In contrast, the linear-interpolation algorithm was extremely efficient at learning to play the game successfully, and after only 1 minute of gameplay (56 games played), managed to outperform human abilities by playing for over 2.5 consecutive minutes without failing. The video above shows the results (best run at 1:09).

Master's Thesis

Post-processing of Cosmological Simulations

For more details on the scientific content of the project, see my Astronomy Research page, or my published paper from the project. The video below (produced by the Illustris team) highlights the scale and breadth of the simulation.

The Illustris Simulation was, in 2014 when it was completed, the most computationally intensive simulation of the universe ever completed. It tracked gravitational and hydrodynamic forces on 12 billion particles, took 19 million CPU hours (over 8200 compute cores) to run, and resulted in nearly 1 PB of raw output data.

For my master's thesis project, I developed code to post-process and analyze the data from the final ∼10TB of output. Each star particle was grouped into its host "galaxy", and my code replicated making observational measurements on real galaxies. These "mock observations" were found to correlate strongly with unobservable properties of the galaxies (such as how recently they had collided with a neighboring galaxy), allowing our simulations to provide context to the observations of real galaxies.

PhD Thesis

Bayesian Forward-modelling of Hubble Space Telescope Images with GPU Acceleration

For more details on the scientific content of the project, see my Astronomy Research page. Demonstrations of the model, written in Javascript to run in web browsers, are available on my outreach page.

With the incredible resolution of the Hubble Space Telescope, astronomers can get more detailed view of our neighboring galaxies than ever before. The image below shows an example of how far we can zoom in on the Andromeda galaxy with Hubble.

Hubble image of M31

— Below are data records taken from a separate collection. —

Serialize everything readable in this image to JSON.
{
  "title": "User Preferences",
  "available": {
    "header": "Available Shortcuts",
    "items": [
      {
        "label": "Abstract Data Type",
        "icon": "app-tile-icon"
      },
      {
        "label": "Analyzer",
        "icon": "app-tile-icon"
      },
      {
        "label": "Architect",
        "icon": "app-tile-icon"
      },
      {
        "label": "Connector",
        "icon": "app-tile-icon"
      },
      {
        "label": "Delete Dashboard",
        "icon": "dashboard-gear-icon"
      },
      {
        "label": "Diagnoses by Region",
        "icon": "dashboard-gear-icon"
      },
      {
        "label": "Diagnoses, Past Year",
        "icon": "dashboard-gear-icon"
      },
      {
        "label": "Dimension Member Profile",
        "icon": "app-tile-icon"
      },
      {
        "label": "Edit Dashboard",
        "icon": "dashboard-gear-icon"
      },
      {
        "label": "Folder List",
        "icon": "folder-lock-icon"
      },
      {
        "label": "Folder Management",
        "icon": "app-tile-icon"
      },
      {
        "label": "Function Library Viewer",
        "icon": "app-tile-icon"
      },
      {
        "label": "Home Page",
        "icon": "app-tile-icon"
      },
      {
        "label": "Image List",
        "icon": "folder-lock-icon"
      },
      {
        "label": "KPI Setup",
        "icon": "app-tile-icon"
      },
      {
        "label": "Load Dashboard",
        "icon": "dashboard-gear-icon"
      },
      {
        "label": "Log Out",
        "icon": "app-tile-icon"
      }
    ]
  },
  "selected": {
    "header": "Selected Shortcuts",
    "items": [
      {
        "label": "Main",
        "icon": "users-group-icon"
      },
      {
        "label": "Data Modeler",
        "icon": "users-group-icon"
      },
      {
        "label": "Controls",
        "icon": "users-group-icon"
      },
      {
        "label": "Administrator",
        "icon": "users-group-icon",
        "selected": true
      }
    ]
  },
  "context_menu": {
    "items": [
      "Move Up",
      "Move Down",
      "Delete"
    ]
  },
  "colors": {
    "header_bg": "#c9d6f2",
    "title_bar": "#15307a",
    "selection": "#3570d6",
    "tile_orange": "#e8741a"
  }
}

This incredible amount of data coming from each Hubble image necessitates very complex and computationally intensive models to interpret all the features that are observed. My PhD Thesis project focuses on creating forward models of these Hubble images: given a particular set of galaxy properties (mass, age, chemical content, etc), my code creates a simulated image of that galaxy as it would be observed by Hubble. Many of these simulations (with different underlying properties) can be compared to real Hubble observations and we use Bayesian inference to estimate the properties of real galaxies.

To simulate each image, my code randomly populates each of the >1 million pixels with anywhere between 10 to 1 billion simulated stars, before convolved their light with a Gaussian kernel simulating Hubble's optical resolution. This stochastic process involves over 1010 random draws from Poisson distributions.

Major portions of this algorithm are embarassingly parallel and are perfectly suited to GPU-acceleration. After converting major portions of my code from Python to GPU-accelerated CUDA C, I managed to speed-up each simulation by a factor of over 16x. I also created a simplified version of the code for demonstration purposes, written in Javascript, which can be run natively in a web browser. First results from our code will be submitted for publication in Fall 2017.